With the November 24 extended deadline for the end of nuclear negotiations with Iran looming, talks in Vienna have apparently hit a rocky patch.
On Friday, Iranian Foreign Minister Mohammad Javad Zarif revealed that he would be leaving Vienna to return to Iran for consultations ahead of the looming deadline. Secretary of State John Kerry, too, announced that he was leaving the Austrian capital to travel to Paris where he would confer with his “European counterparts.”
A State Department statement revealed that Kerry’s “future travel schedule is still being finalized, and we have not yet determined when he will return to Vienna.”
French Foreign Minister Laurent Fabius and British Foreign Secretary Philip Hammond are not far behind their Iranian and American counterparts. Both will reportedly leave the city on Friday, with just hours left before the nuclear talks are due to conclude.
Radio Free Europe/Radio Liberty reported on Friday that the sticking points which might have led to the collapse of talks have to do with Iranian uranium enrichment capabilities:
In months of negotiations since an interim deal was reached a year ago, Iran’s refusal to substantially cut the output of centrifuges that can enrich uranium levels high enough to be used for nuclear weapons has been a major sticking point.
Iran denies Western accusations that its nuclear program is secretly aimed at developing a nuclear weapons capability.
But an International Atomic Energy Agency (IAEA) report on November 7 said Iran was failing to address the accusations.
As part of its probe, the IAEA has for years sought access to Parchin — a sprawling military establishment southeast of Tehran.
Republicans in Congress have fretted that the White House is behaving as though a deal with Iran has not only been reached but ratified. The National Review reported:
On Tuesday, Republican senators sent the president a letter expressing alarm about the “weak and dangerous deal” they believe the administration is negotiating and said that the administration is disregarding “clear expressions from the Senate emphasizing the need for a multi-decade agreement” that would require Iran to stop enriching uranium and fully dismantle its nuclear infrastructure.
Every Republican senator but two — Kentucky’s Rand Paul and Arizona’s Jeff Flake — signed the letter.
They may get their wish, and a deal with Iran may not be in the immediate offing. The administration suggests it has no intention to extend the deadline to conclude negotiations further, but it is unlikely the administration will allow negotiations to lapse.
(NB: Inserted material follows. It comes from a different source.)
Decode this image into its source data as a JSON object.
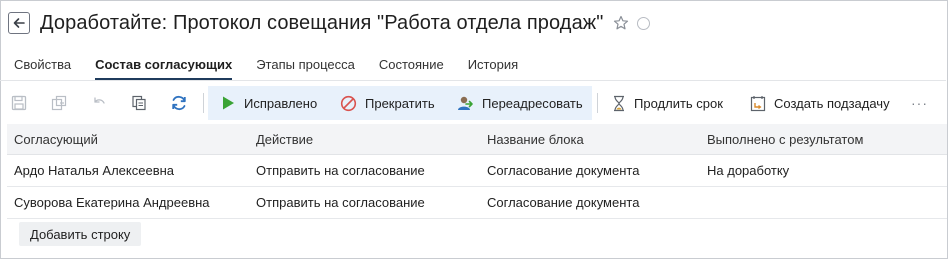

UPDATE: It looks like the key negotiating partners in nuclear talks are not giving up so easily:
— margaret brennan (@margbrennan) November 21, 2014